In the not so distant past, teachers aspired to be a fountain of knowledge and rushed in to speed up the process of answering questions or finishing explanations expeditiously. Jon Saphier, recently featured in a Webinar sponsored by Corwin (Nov. 13, 2017), suggested three ways to make learning visible and deeper: Turn and talk. Explain. Restate. In the new Curriculum, we want students to take the time to think about difficult problems, to be comfortable being stuck, to engage in dialogue, to ask peers to explain their thinking, and to persevere until they discover their answers.
The shift from summative to formative assessment is necessary to assist students in this new role. In order for our students to take more responsibility for their learning, they require ongoing feedback embedded in their daily instruction. The focus is not on one letter grade but movement along a continuum to demonstrate growth in student learning. The initial response was the development of paper based portfolios that allowed students to self select items to demonstrate learning outcomes. The accessibility of technology has added several other layers and possibilities with the addition of pictures, videos and attachments with comment.
The Surrey School District has been using FreshGrade for the past four years to facilitate the collection of online portfolios to provide what Sir Ken Robinson calls “a continuous glimpse into each child’s progress that parents and students can share”. It is one of the possible online applications that BC teachers like for the ease of use by young children and the inclusion of BC Performance standards. The VSB is currently exploring how Office365 can be used in conjunction with various applications to fascilitate learning, store and showcase student work from entry in Kindergarten to graduation in Grade 12. All school districts in British Columbia are developing reporting directives for implementation in September 2018 that will mesh with the new curriculum.

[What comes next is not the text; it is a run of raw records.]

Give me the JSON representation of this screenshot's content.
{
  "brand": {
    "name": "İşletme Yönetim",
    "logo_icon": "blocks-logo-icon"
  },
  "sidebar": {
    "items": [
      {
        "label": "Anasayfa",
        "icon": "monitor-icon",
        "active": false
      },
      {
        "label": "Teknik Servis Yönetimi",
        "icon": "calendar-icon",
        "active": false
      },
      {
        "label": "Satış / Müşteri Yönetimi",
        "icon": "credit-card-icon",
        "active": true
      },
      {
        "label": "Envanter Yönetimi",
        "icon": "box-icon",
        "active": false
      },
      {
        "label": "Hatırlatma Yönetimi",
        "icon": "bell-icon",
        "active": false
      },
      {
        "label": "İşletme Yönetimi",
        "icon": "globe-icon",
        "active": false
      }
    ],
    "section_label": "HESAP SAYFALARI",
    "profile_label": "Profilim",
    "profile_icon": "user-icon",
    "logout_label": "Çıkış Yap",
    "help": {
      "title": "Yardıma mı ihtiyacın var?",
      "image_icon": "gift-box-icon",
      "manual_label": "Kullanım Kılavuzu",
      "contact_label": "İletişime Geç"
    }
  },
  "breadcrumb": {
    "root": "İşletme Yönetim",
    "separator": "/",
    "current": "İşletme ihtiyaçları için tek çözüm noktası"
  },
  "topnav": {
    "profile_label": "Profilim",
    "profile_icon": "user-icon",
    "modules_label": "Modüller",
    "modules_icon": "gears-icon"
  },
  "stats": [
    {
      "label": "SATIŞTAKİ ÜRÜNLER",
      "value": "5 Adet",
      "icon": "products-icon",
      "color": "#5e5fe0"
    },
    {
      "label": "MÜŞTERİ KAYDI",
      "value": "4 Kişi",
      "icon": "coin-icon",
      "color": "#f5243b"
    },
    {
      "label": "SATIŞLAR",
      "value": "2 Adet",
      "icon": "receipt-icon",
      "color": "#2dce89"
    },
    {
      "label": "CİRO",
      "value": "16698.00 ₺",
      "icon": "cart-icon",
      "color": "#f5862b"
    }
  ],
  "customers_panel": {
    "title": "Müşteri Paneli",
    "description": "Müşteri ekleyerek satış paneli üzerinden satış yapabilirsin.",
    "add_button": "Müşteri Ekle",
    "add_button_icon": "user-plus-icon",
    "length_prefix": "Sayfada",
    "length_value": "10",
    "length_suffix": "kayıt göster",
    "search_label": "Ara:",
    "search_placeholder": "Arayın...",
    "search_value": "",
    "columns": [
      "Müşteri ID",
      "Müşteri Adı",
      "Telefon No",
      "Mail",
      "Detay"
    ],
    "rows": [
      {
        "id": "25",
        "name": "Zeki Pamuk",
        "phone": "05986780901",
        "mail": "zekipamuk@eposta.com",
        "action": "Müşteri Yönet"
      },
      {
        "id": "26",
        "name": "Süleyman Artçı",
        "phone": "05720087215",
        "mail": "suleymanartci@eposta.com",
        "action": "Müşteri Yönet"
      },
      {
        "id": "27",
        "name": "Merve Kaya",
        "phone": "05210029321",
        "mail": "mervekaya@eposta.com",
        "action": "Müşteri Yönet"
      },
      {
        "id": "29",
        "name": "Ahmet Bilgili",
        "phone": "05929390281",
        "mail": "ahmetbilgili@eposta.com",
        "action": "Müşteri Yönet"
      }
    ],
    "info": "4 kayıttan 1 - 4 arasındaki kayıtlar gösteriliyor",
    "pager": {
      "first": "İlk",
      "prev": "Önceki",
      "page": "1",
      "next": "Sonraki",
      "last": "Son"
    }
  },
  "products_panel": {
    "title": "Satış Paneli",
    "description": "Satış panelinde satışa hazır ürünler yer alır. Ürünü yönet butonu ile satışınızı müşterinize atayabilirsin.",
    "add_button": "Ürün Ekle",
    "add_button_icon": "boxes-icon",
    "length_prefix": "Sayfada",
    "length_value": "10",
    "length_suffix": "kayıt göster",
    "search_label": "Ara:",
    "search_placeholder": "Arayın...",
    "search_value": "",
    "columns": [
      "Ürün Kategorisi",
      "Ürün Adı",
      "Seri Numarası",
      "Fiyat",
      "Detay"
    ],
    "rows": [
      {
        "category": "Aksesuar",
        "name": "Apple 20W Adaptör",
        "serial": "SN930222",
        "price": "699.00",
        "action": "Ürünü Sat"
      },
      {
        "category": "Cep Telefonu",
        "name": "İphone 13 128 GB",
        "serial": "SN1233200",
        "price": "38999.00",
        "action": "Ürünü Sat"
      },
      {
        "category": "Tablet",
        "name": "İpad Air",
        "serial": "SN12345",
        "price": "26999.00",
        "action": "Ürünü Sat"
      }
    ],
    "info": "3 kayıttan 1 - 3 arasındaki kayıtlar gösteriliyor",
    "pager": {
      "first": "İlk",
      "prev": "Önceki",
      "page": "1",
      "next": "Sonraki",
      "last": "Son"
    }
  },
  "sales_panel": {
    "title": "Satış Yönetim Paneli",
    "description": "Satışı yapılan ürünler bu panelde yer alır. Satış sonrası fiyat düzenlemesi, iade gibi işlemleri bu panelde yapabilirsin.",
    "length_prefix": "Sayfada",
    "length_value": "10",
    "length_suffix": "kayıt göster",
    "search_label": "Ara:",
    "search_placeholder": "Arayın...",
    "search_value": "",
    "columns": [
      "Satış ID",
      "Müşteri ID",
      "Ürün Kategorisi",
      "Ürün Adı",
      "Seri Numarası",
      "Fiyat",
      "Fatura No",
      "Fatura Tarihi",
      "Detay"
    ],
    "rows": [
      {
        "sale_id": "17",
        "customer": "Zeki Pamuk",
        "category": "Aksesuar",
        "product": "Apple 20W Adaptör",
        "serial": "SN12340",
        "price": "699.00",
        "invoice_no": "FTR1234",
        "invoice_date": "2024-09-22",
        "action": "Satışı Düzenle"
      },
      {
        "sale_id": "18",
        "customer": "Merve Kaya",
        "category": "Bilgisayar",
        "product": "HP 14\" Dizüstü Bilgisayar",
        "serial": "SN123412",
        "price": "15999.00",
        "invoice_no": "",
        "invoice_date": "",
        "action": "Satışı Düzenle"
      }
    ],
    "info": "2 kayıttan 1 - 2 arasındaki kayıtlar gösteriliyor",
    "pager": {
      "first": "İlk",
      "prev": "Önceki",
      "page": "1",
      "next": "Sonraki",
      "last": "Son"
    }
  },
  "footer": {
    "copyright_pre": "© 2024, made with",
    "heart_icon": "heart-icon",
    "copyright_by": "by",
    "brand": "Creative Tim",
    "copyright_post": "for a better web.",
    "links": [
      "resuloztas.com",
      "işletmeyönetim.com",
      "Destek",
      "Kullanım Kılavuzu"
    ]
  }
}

Reporting has always included the aspect of what students are able to do, the areas that require future attention and the ways of supporting students. The opportunities introduced by implementation of the new curriculum in British Columbia are the source of many conversations with colleagues, students and parents about how our system in British Columbia can become even better. Let the learning continue…
Formal assessments continue to play a role in providing feedback about students and Provincial assessments , National and International assessments provide a snapshot of student performance in key areas and, over time, can help to monitor key outcomes of B.C.’s education system.
From the Ministry of Education Website:
B.C. students participate in three types of large-scale assessment:
- Classroom Assessment is an integral part of the instructional process and can serve as meaningful sources of information about student learning.
- Provincial Assessments:
- National and international assessments measure reading, math and science skills of B.C. students. Various age ranges participate and student achievement levels are compared with other provinces or countries.